Copy every entry in the listing below exactly, but not the pictures.
Segment Start: Record extracts
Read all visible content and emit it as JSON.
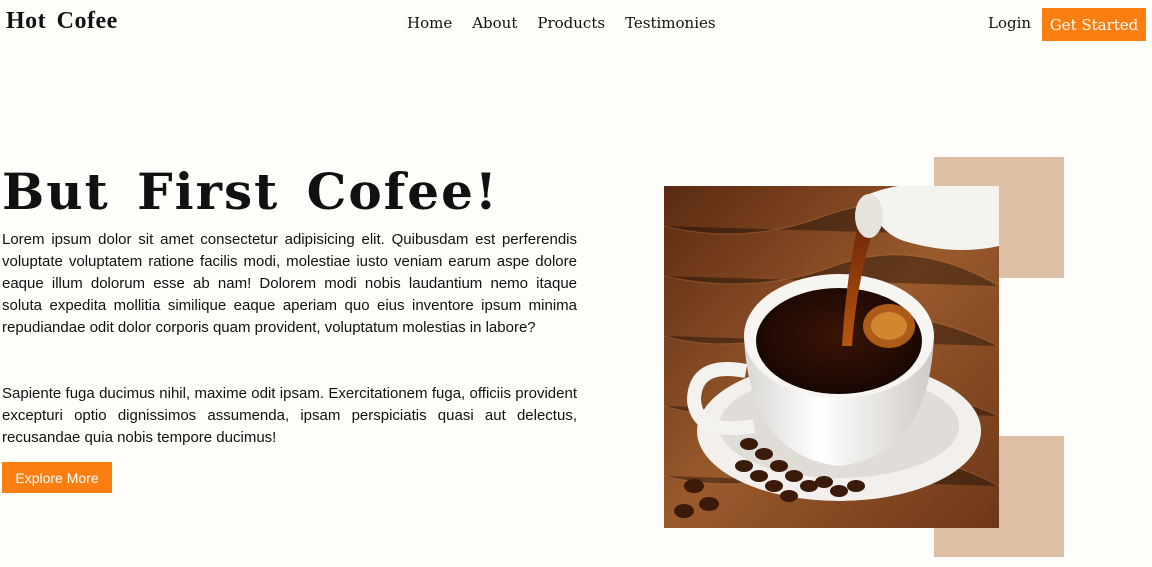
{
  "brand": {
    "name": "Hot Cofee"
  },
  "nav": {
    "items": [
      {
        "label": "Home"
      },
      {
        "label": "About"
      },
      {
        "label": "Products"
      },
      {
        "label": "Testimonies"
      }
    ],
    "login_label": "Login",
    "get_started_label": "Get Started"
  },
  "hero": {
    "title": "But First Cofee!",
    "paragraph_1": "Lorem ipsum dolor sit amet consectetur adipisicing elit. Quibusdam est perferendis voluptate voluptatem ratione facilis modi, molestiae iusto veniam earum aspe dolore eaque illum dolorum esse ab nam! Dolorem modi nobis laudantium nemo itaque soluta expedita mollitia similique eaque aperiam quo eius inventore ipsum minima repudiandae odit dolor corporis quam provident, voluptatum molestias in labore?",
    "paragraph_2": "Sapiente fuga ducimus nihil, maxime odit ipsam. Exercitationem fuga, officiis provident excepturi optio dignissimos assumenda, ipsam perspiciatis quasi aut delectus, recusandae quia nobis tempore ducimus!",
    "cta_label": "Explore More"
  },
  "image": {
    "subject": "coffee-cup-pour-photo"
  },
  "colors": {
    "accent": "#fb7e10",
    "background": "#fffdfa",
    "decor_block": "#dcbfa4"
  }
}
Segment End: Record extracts
Your response
Read all visible content and emit it as JSON.
{
  "brand": {
    "name": "Hot Cofee"
  },
  "nav": {
    "items": [
      {
        "label": "Home"
      },
      {
        "label": "About"
      },
      {
        "label": "Products"
      },
      {
        "label": "Testimonies"
      }
    ],
    "login_label": "Login",
    "get_started_label": "Get Started"
  },
  "hero": {
    "title": "But First Cofee!",
    "paragraph_1": "Lorem ipsum dolor sit amet consectetur adipisicing elit. Quibusdam est perferendis voluptate voluptatem ratione facilis modi, molestiae iusto veniam earum aspe dolore eaque illum dolorum esse ab nam! Dolorem modi nobis laudantium nemo itaque soluta expedita mollitia similique eaque aperiam quo eius inventore ipsum minima repudiandae odit dolor corporis quam provident, voluptatum molestias in labore?",
    "paragraph_2": "Sapiente fuga ducimus nihil, maxime odit ipsam. Exercitationem fuga, officiis provident excepturi optio dignissimos assumenda, ipsam perspiciatis quasi aut delectus, recusandae quia nobis tempore ducimus!",
    "cta_label": "Explore More"
  },
  "image": {
    "subject": "coffee-cup-pour-photo"
  },
  "colors": {
    "accent": "#fb7e10",
    "background": "#fffdfa",
    "decor_block": "#dcbfa4"
  }
}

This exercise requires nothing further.